• **Exercise goal**: Whenever a line below holds the word "icon", copy that line.

• **Information supplied**:
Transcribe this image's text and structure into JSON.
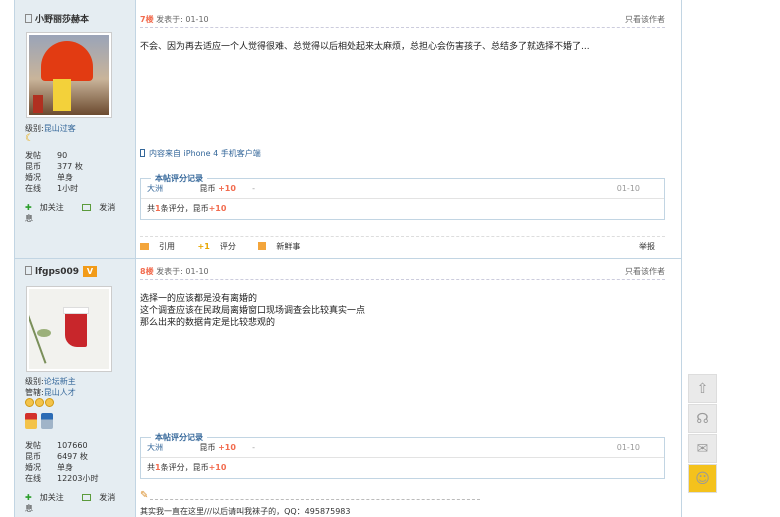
{
  "posts": [
    {
      "username": "小野丽莎赫本",
      "level_label": "级别:",
      "level": "昆山过客",
      "stats": [
        {
          "k": "发帖",
          "v": "90"
        },
        {
          "k": "昆币",
          "v": "377 枚"
        },
        {
          "k": "婚况",
          "v": "单身"
        },
        {
          "k": "在线",
          "v": "1小时"
        }
      ],
      "follow": "加关注",
      "message": "发消息",
      "floor": "7楼",
      "posted_prefix": "发表于:",
      "posted_time": "01-10",
      "only_author": "只看该作者",
      "content_lines": [
        "不会、因为再去适应一个人觉得很难、总觉得以后相处起来太麻烦，总担心会伤害孩子、总结多了就选择不婚了..."
      ],
      "source": "内容来自 iPhone 4 手机客户端",
      "rate_title": "本帖评分记录",
      "rate_user": "大洲",
      "rate_type": "昆币",
      "rate_value": "+10",
      "rate_dash": "-",
      "rate_date": "01-10",
      "rate_sum_prefix": "共",
      "rate_sum_count": "1",
      "rate_sum_mid": "条评分，昆币",
      "rate_sum_value": "+10",
      "footer": {
        "quote": "引用",
        "plus": "+1",
        "rate": "评分",
        "news": "新鲜事",
        "report": "举报"
      }
    },
    {
      "username": "lfgps009",
      "vip": "V",
      "level_label": "级别:",
      "level": "论坛新主",
      "medal_label": "管辖:",
      "medal": "昆山人才",
      "stats": [
        {
          "k": "发帖",
          "v": "107660"
        },
        {
          "k": "昆币",
          "v": "6497 枚"
        },
        {
          "k": "婚况",
          "v": "单身"
        },
        {
          "k": "在线",
          "v": "12203小时"
        }
      ],
      "follow": "加关注",
      "message": "发消息",
      "floor": "8楼",
      "posted_prefix": "发表于:",
      "posted_time": "01-10",
      "only_author": "只看该作者",
      "content_lines": [
        "选择一的应该都是没有离婚的",
        "这个调查应该在民政局离婚窗口现场调查会比较真实一点",
        "那么出来的数据肯定是比较悲观的"
      ],
      "rate_title": "本帖评分记录",
      "rate_user": "大洲",
      "rate_type": "昆币",
      "rate_value": "+10",
      "rate_dash": "-",
      "rate_date": "01-10",
      "rate_sum_prefix": "共",
      "rate_sum_count": "1",
      "rate_sum_mid": "条评分，昆币",
      "rate_sum_value": "+10",
      "signature": "其实我一直在这里///以后请叫我袜子的，QQ：495875983"
    }
  ],
  "right_tools": [
    {
      "icon": "arrow-up-icon",
      "glyph": "⇧"
    },
    {
      "icon": "headset-icon",
      "glyph": "☊"
    },
    {
      "icon": "wechat-icon",
      "glyph": "✉"
    },
    {
      "icon": "qq-icon",
      "glyph": "☺"
    }
  ],
  "colors": {
    "border": "#c2d5e3",
    "sidebar_bg": "#e5edf2",
    "floor": "#f26c4f",
    "link": "#336699"
  }
}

• **Answer box**:
      "icon": "arrow-up-icon",
      "icon": "headset-icon",
      "icon": "wechat-icon",
      "icon": "qq-icon",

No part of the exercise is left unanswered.